Many of us enjoy pairing music with what we are reading or writing. Sure, there are some folks who enjoy reading in complete silence to only focus on the story in front of them. But I think a lot of us prefer to put in our earbuds and add a soundtrack of our own to the story we’re reading. I know of some people who, when beginning a new writing project, take great pains to create a soundtrack especially tailored to their story. They’ll cherry-pick their favorite songs from their favorite artists, which they think are best tailored to their story, and construct a soundtrack.

The topic of soundtracks came to my attention recently when I saw a Galley Cat blog post about book soundtracks. When I saw the post, I initially thought that it would be about what I’ve already mentioned — creating a soundtrack for your writing project. Instead, the post is about a software tool that allows you to add sound effects, ambient noise, and music to e-books that you’re reading. This is an interesting thought, but I think the homemade, DIY versions of book soundtracks are more interesting.

There are times when I’m writing a certain type of scene, and I find a song that gives exactly the right emotional resonance to what I’m writing. Sometimes I just set that song on “repeat” while I’m writing a scene so that I can keep myself in the right mindset. Other times, I’ll create a playlist of songs that I can cycle through as I’m writing. These songs might correspond to certain characters, or might simply match the tone of the piece and the world that I’m writing within.

How about you? Do you ever create soundtracks for your writing projects? Is it something you might be interested in? Share your thoughts in the comments!

— Jet Fuel Blog Editor, Mary Egan

Discuss: Awesome Literary Things

http://www.nprberlin.de/
http://www.nprberlin.de/

Writing Retreats

Even if you are not being paid for your writing, even if you don’t have a publishing deal with your name on it, even if you are just like me — someone typing away in her bedroom — I think that you would probably love a writing retreat. Typically, if you enjoy to write, you would like to be able to do it for many hours each day. There are many daily interruptions, however, that are simply a part of life. Many of us have to go to work, or take care of children, or just have other work that is not writing. So to have a retreat or fellowship that would allow us to write would be quite an amazing thing.

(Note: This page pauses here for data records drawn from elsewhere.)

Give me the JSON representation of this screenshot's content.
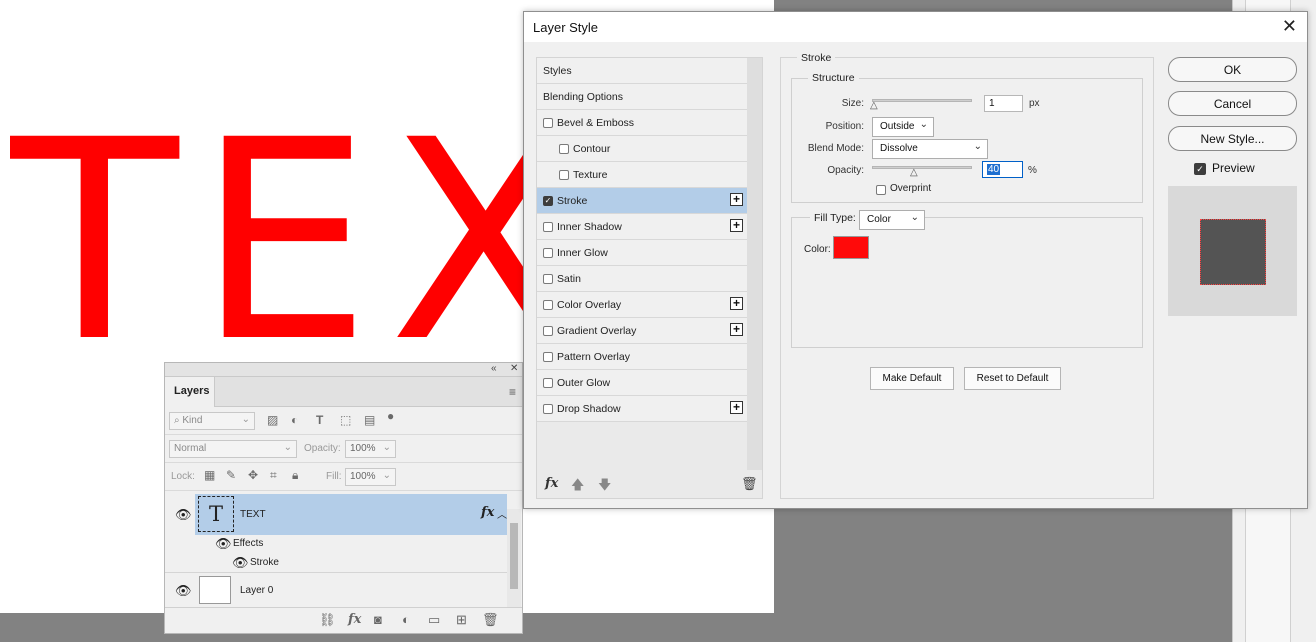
{
  "canvas": {
    "text": "TEXT"
  },
  "layers_panel": {
    "tab": "Layers",
    "kind_placeholder": "Kind",
    "blend_mode": "Normal",
    "opacity_label": "Opacity:",
    "opacity_value": "100%",
    "lock_label": "Lock:",
    "fill_label": "Fill:",
    "fill_value": "100%",
    "layers": [
      {
        "name": "TEXT",
        "effects_label": "Effects",
        "effect": "Stroke"
      },
      {
        "name": "Layer 0"
      }
    ]
  },
  "dialog": {
    "title": "Layer Style",
    "styles_header": "Styles",
    "blending_options": "Blending Options",
    "style_items": [
      {
        "label": "Bevel & Emboss",
        "checked": false,
        "plus": false
      },
      {
        "label": "Contour",
        "checked": false,
        "plus": false
      },
      {
        "label": "Texture",
        "checked": false,
        "plus": false
      },
      {
        "label": "Stroke",
        "checked": true,
        "plus": true
      },
      {
        "label": "Inner Shadow",
        "checked": false,
        "plus": true
      },
      {
        "label": "Inner Glow",
        "checked": false,
        "plus": false
      },
      {
        "label": "Satin",
        "checked": false,
        "plus": false
      },
      {
        "label": "Color Overlay",
        "checked": false,
        "plus": true
      },
      {
        "label": "Gradient Overlay",
        "checked": false,
        "plus": true
      },
      {
        "label": "Pattern Overlay",
        "checked": false,
        "plus": false
      },
      {
        "label": "Outer Glow",
        "checked": false,
        "plus": false
      },
      {
        "label": "Drop Shadow",
        "checked": false,
        "plus": true
      }
    ],
    "stroke": {
      "group_title": "Stroke",
      "structure_title": "Structure",
      "size_label": "Size:",
      "size_value": "1",
      "size_unit": "px",
      "size_level": 0.0,
      "position_label": "Position:",
      "position_value": "Outside",
      "blend_label": "Blend Mode:",
      "blend_value": "Dissolve",
      "opacity_label": "Opacity:",
      "opacity_value": "40",
      "opacity_unit": "%",
      "opacity_level": 0.4,
      "overprint_label": "Overprint",
      "fill_type_label": "Fill Type:",
      "fill_type_value": "Color",
      "color_label": "Color:",
      "color_hex": "#ff0a0a",
      "make_default": "Make Default",
      "reset_default": "Reset to Default"
    },
    "buttons": {
      "ok": "OK",
      "cancel": "Cancel",
      "new_style": "New Style..."
    },
    "preview_label": "Preview",
    "preview_checked": true
  }
}
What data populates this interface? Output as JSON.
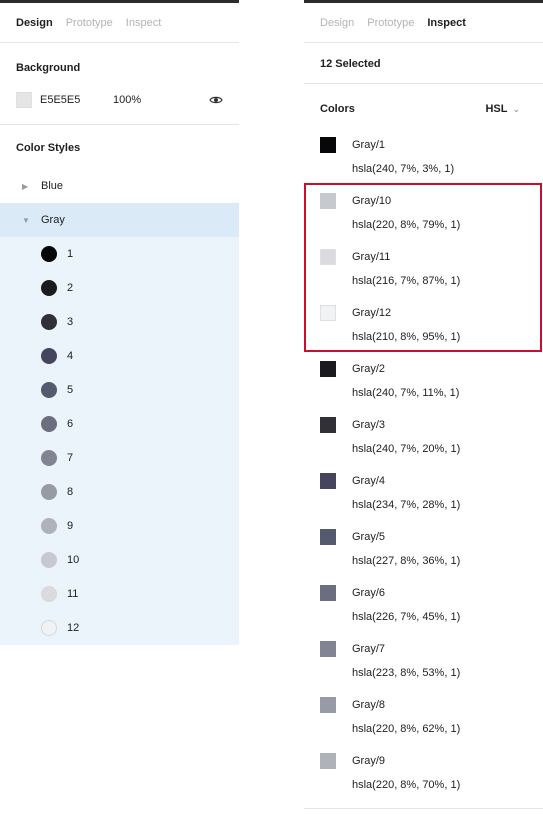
{
  "left": {
    "tabs": [
      "Design",
      "Prototype",
      "Inspect"
    ],
    "active_tab": "Design",
    "background": {
      "title": "Background",
      "hex": "E5E5E5",
      "opacity": "100%",
      "swatch_color": "#e5e5e5"
    },
    "color_styles": {
      "title": "Color Styles",
      "groups": [
        {
          "label": "Blue",
          "expanded": false
        },
        {
          "label": "Gray",
          "expanded": true
        }
      ],
      "gray_items": [
        {
          "label": "1",
          "color": "#070709"
        },
        {
          "label": "2",
          "color": "#1a1a1f"
        },
        {
          "label": "3",
          "color": "#303036"
        },
        {
          "label": "4",
          "color": "#45465d"
        },
        {
          "label": "5",
          "color": "#555a6e"
        },
        {
          "label": "6",
          "color": "#6b6e7f"
        },
        {
          "label": "7",
          "color": "#808493"
        },
        {
          "label": "8",
          "color": "#979ba5"
        },
        {
          "label": "9",
          "color": "#afb2b9"
        },
        {
          "label": "10",
          "color": "#c6c9cd"
        },
        {
          "label": "11",
          "color": "#dadbdf"
        },
        {
          "label": "12",
          "color": "#f0f2f4"
        }
      ]
    }
  },
  "right": {
    "tabs": [
      "Design",
      "Prototype",
      "Inspect"
    ],
    "active_tab": "Inspect",
    "selected_label": "12 Selected",
    "colors_title": "Colors",
    "format": "HSL",
    "colors": [
      {
        "name": "Gray/1",
        "value": "hsla(240, 7%, 3%, 1)",
        "color": "#070709"
      },
      {
        "name": "Gray/10",
        "value": "hsla(220, 8%, 79%, 1)",
        "color": "#c6c9cd"
      },
      {
        "name": "Gray/11",
        "value": "hsla(216, 7%, 87%, 1)",
        "color": "#dadbdf"
      },
      {
        "name": "Gray/12",
        "value": "hsla(210, 8%, 95%, 1)",
        "color": "#f0f2f4"
      },
      {
        "name": "Gray/2",
        "value": "hsla(240, 7%, 11%, 1)",
        "color": "#1a1a1f"
      },
      {
        "name": "Gray/3",
        "value": "hsla(240, 7%, 20%, 1)",
        "color": "#303036"
      },
      {
        "name": "Gray/4",
        "value": "hsla(234, 7%, 28%, 1)",
        "color": "#45465d"
      },
      {
        "name": "Gray/5",
        "value": "hsla(227, 8%, 36%, 1)",
        "color": "#555a6e"
      },
      {
        "name": "Gray/6",
        "value": "hsla(226, 7%, 45%, 1)",
        "color": "#6b6e7f"
      },
      {
        "name": "Gray/7",
        "value": "hsla(223, 8%, 53%, 1)",
        "color": "#808493"
      },
      {
        "name": "Gray/8",
        "value": "hsla(220, 8%, 62%, 1)",
        "color": "#979ba5"
      },
      {
        "name": "Gray/9",
        "value": "hsla(220, 8%, 70%, 1)",
        "color": "#afb2b9"
      }
    ],
    "highlight_color": "#c8102e"
  }
}
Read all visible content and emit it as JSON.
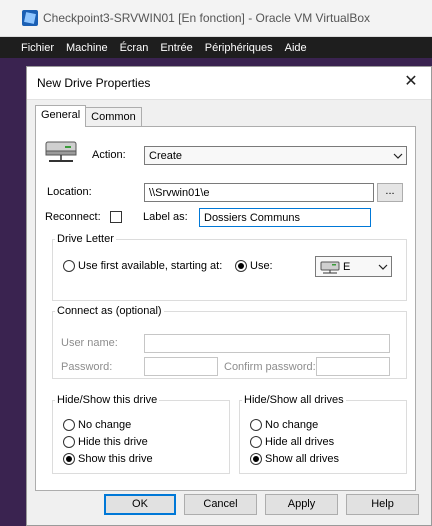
{
  "window": {
    "title": "Checkpoint3-SRVWIN01 [En fonction] - Oracle VM VirtualBox",
    "icon": "virtualbox-icon"
  },
  "menu": [
    "Fichier",
    "Machine",
    "Écran",
    "Entrée",
    "Périphériques",
    "Aide"
  ],
  "dialog": {
    "title": "New Drive Properties",
    "close": "✕",
    "tabs": [
      "General",
      "Common"
    ],
    "action": {
      "label": "Action:",
      "value": "Create"
    },
    "location": {
      "label": "Location:",
      "value": "\\\\Srvwin01\\e",
      "browse": "..."
    },
    "reconnect": {
      "label": "Reconnect:",
      "checked": false
    },
    "label_as": {
      "label": "Label as:",
      "value": "Dossiers Communs"
    },
    "drive_letter": {
      "title": "Drive Letter",
      "option_first": "Use first available, starting at:",
      "option_use": "Use:",
      "selected": "use",
      "letter": "E"
    },
    "connect_as": {
      "title": "Connect as (optional)",
      "user_label": "User name:",
      "password_label": "Password:",
      "confirm_label": "Confirm password:"
    },
    "hide_show_this": {
      "title": "Hide/Show this drive",
      "options": [
        "No change",
        "Hide this drive",
        "Show this drive"
      ],
      "selected": 2
    },
    "hide_show_all": {
      "title": "Hide/Show all drives",
      "options": [
        "No change",
        "Hide all drives",
        "Show all drives"
      ],
      "selected": 2
    },
    "buttons": {
      "ok": "OK",
      "cancel": "Cancel",
      "apply": "Apply",
      "help": "Help"
    }
  }
}
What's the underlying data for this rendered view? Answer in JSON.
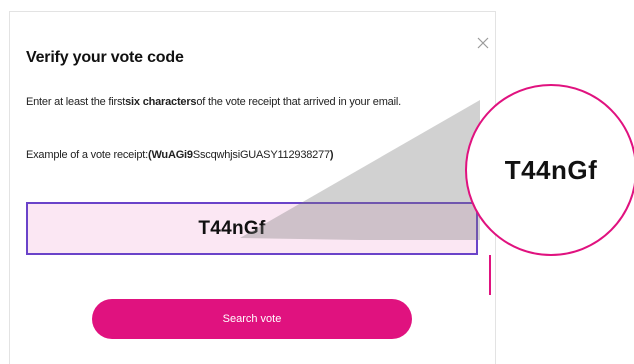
{
  "dialog": {
    "title": "Verify your vote code",
    "instruction": {
      "before": "Enter at least the first",
      "emphasis": "six characters",
      "after": "of the vote receipt that arrived in your email."
    },
    "example": {
      "label": "Example of a vote receipt:",
      "open_brace": "(",
      "highlight": "WuAGi9",
      "rest": "SscqwhjsiGUASY112938277",
      "close_brace": ")"
    },
    "code_input": {
      "value": "T44nGf"
    },
    "search_button_label": "Search vote"
  },
  "magnifier": {
    "text": "T44nGf"
  },
  "colors": {
    "accent": "#e0127f",
    "input_border": "#6a43c9",
    "input_fill": "#fbe7f3"
  }
}
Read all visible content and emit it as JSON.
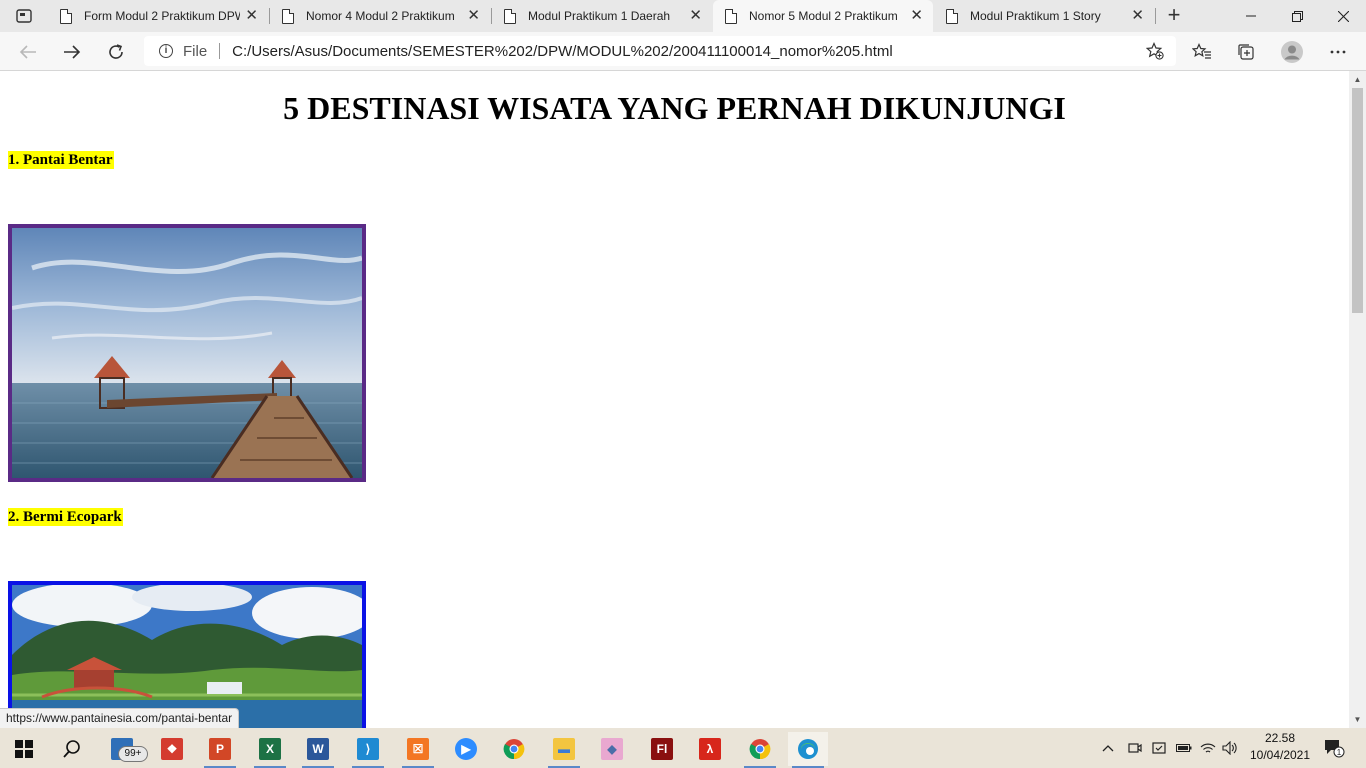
{
  "browser": {
    "tabs": [
      {
        "title": "Form Modul 2 Praktikum DPW",
        "active": false
      },
      {
        "title": "Nomor 4 Modul 2 Praktikum",
        "active": false
      },
      {
        "title": "Modul Praktikum 1 Daerah",
        "active": false
      },
      {
        "title": "Nomor 5 Modul 2 Praktikum",
        "active": true
      },
      {
        "title": "Modul Praktikum 1 Story",
        "active": false
      }
    ],
    "tab_close": "✕",
    "new_tab": "+",
    "address": {
      "scheme_label": "File",
      "url": "C:/Users/Asus/Documents/SEMESTER%202/DPW/MODUL%202/200411100014_nomor%205.html"
    },
    "status_url": "https://www.pantainesia.com/pantai-bentar"
  },
  "page": {
    "title": "5 DESTINASI WISATA YANG PERNAH DIKUNJUNGI",
    "destinations": [
      {
        "label": "1. Pantai Bentar",
        "border_color": "#5a2a86"
      },
      {
        "label": "2. Bermi Ecopark",
        "border_color": "#0a12e6"
      }
    ]
  },
  "taskbar": {
    "apps": [
      "file-explorer-store",
      "gift-app",
      "powerpoint",
      "excel",
      "word",
      "vscode",
      "xampp",
      "zoom",
      "chrome",
      "file-explorer",
      "maps-app",
      "flash",
      "acrobat",
      "chrome-alt",
      "edge"
    ],
    "badge": "99+",
    "clock": {
      "time": "22.58",
      "date": "10/04/2021"
    },
    "notification_count": "1"
  }
}
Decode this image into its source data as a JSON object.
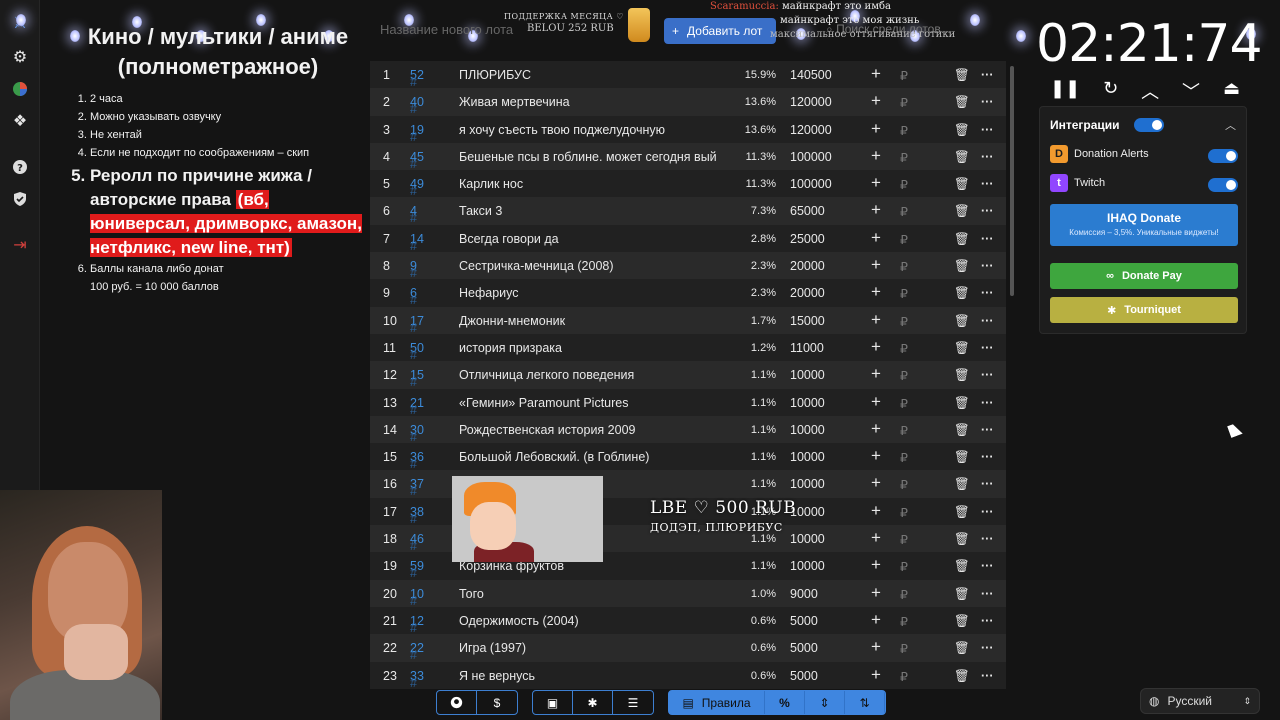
{
  "rules": {
    "title": "Кино / мультики / аниме (полнометражное)",
    "items": [
      "2 часа",
      "Можно указывать озвучку",
      "Не хентай",
      "Если не подходит по соображениям – скип"
    ],
    "big_item_prefix": "Реролл по причине жижа / авторские права",
    "big_item_highlight": "(вб, юниверсал, дримворкс, амазон, нетфликс, new line, тнт)",
    "item6_line1": "Баллы канала либо донат",
    "item6_line2": "100 руб. = 10 000 баллов"
  },
  "top": {
    "search_placeholder": "Название нового лота",
    "add_button": "Добавить лот",
    "search2": "Поиск среди лотов...",
    "donation_header": "ПОДДЕРЖКА МЕСЯЦА ♡",
    "donation_sub": "BELOU 252 RUB",
    "chat": [
      {
        "nick": "Scaramuccia:",
        "text": "майнкрафт это имба"
      },
      {
        "nick": "",
        "text": "майнкрафт это моя жизнь"
      },
      {
        "nick": "",
        "text": "максимальное оттягивание готики"
      }
    ]
  },
  "rows": [
    {
      "i": "1",
      "n": "52",
      "name": "ПЛЮРИБУС",
      "pct": "15.9%",
      "amt": "140500"
    },
    {
      "i": "2",
      "n": "40",
      "name": "Живая мертвечина",
      "pct": "13.6%",
      "amt": "120000"
    },
    {
      "i": "3",
      "n": "19",
      "name": "я хочу съесть твою поджелудочную",
      "pct": "13.6%",
      "amt": "120000"
    },
    {
      "i": "4",
      "n": "45",
      "name": "Бешеные псы в гоблине. может сегодня вый",
      "pct": "11.3%",
      "amt": "100000"
    },
    {
      "i": "5",
      "n": "49",
      "name": "Карлик нос",
      "pct": "11.3%",
      "amt": "100000"
    },
    {
      "i": "6",
      "n": "4",
      "name": "Такси 3",
      "pct": "7.3%",
      "amt": "65000"
    },
    {
      "i": "7",
      "n": "14",
      "name": "Всегда говори да",
      "pct": "2.8%",
      "amt": "25000"
    },
    {
      "i": "8",
      "n": "9",
      "name": "Сестричка-мечница (2008)",
      "pct": "2.3%",
      "amt": "20000"
    },
    {
      "i": "9",
      "n": "6",
      "name": "Нефариус",
      "pct": "2.3%",
      "amt": "20000"
    },
    {
      "i": "10",
      "n": "17",
      "name": "Джонни-мнемоник",
      "pct": "1.7%",
      "amt": "15000"
    },
    {
      "i": "11",
      "n": "50",
      "name": "история призрака",
      "pct": "1.2%",
      "amt": "11000"
    },
    {
      "i": "12",
      "n": "15",
      "name": "Отличница легкого поведения",
      "pct": "1.1%",
      "amt": "10000"
    },
    {
      "i": "13",
      "n": "21",
      "name": "«Гемини» Paramount Pictures",
      "pct": "1.1%",
      "amt": "10000"
    },
    {
      "i": "14",
      "n": "30",
      "name": "Рождественская история 2009",
      "pct": "1.1%",
      "amt": "10000"
    },
    {
      "i": "15",
      "n": "36",
      "name": "Большой Лебовский. (в Гоблине)",
      "pct": "1.1%",
      "amt": "10000"
    },
    {
      "i": "16",
      "n": "37",
      "name": "",
      "pct": "1.1%",
      "amt": "10000"
    },
    {
      "i": "17",
      "n": "38",
      "name": "",
      "pct": "1.1%",
      "amt": "10000"
    },
    {
      "i": "18",
      "n": "46",
      "name": "",
      "pct": "1.1%",
      "amt": "10000"
    },
    {
      "i": "19",
      "n": "59",
      "name": "Корзинка фруктов",
      "pct": "1.1%",
      "amt": "10000"
    },
    {
      "i": "20",
      "n": "10",
      "name": "Того",
      "pct": "1.0%",
      "amt": "9000"
    },
    {
      "i": "21",
      "n": "12",
      "name": "Одержимость (2004)",
      "pct": "0.6%",
      "amt": "5000"
    },
    {
      "i": "22",
      "n": "22",
      "name": "Игра (1997)",
      "pct": "0.6%",
      "amt": "5000"
    },
    {
      "i": "23",
      "n": "33",
      "name": "Я не вернусь",
      "pct": "0.6%",
      "amt": "5000"
    }
  ],
  "row_symbols": {
    "hash": "#",
    "plus": "+",
    "rub": "₽",
    "trash": "🗑",
    "more": "···"
  },
  "toolbar": {
    "rules_label": "Правила",
    "percent": "%"
  },
  "timer": "02:21:74",
  "integrations": {
    "title": "Интеграции",
    "services": [
      "Donation Alerts",
      "Twitch"
    ],
    "ihaq_title": "IHAQ Donate",
    "ihaq_sub": "Комиссия – 3,5%. Уникальные виджеты!",
    "donatepay": "Donate Pay",
    "tourniquet": "Tourniquet"
  },
  "language": "Русский",
  "donation_overlay": {
    "amount": "LBE ♡ 500 RUB",
    "message": "ДОДЭП, ПЛЮРИБУС"
  }
}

Well, folks. We have a definitive list of the best writing fellowships and retreats in the US. The tumblr blog of Open Road Media — a digital publisher and multimedia content company — has compiled this list. Fellowships are typically grants that allow you to study and work on your writing in a professional capacity. Retreats, on the other hand, offer you a place to stay and draw inspiration from while you work on a project. Either one, I think, would be a great boon to anyone’s career, and a great opportunity to get some real writing done.

There are some great opportunities listed here, and the best part is that this list is nowhere near exhaustive. If you do a Google search for either writing retreats or writing fellowships you come up with an almost endless supply of sites to check out.

What would your ideal writing retreat look like? Personally, I love the United States, but I think it would be amazing to have a writing retreat somewhere in the English countryside. I’ve always wanted to visit anyway, so why not do some writing while I’m there? I can just imagine a retreat in some great English manor, pretending to be either Jane Eyre or someone on Downtown Abbey, and working on a novel.

Where would you most like to have a writing retreat? Would you want other writers to be around, so you could all bounce ideas off each other? Describe your ideal writing retreat in the comments!

— Jet Fuel Blog Editor, Mary Egan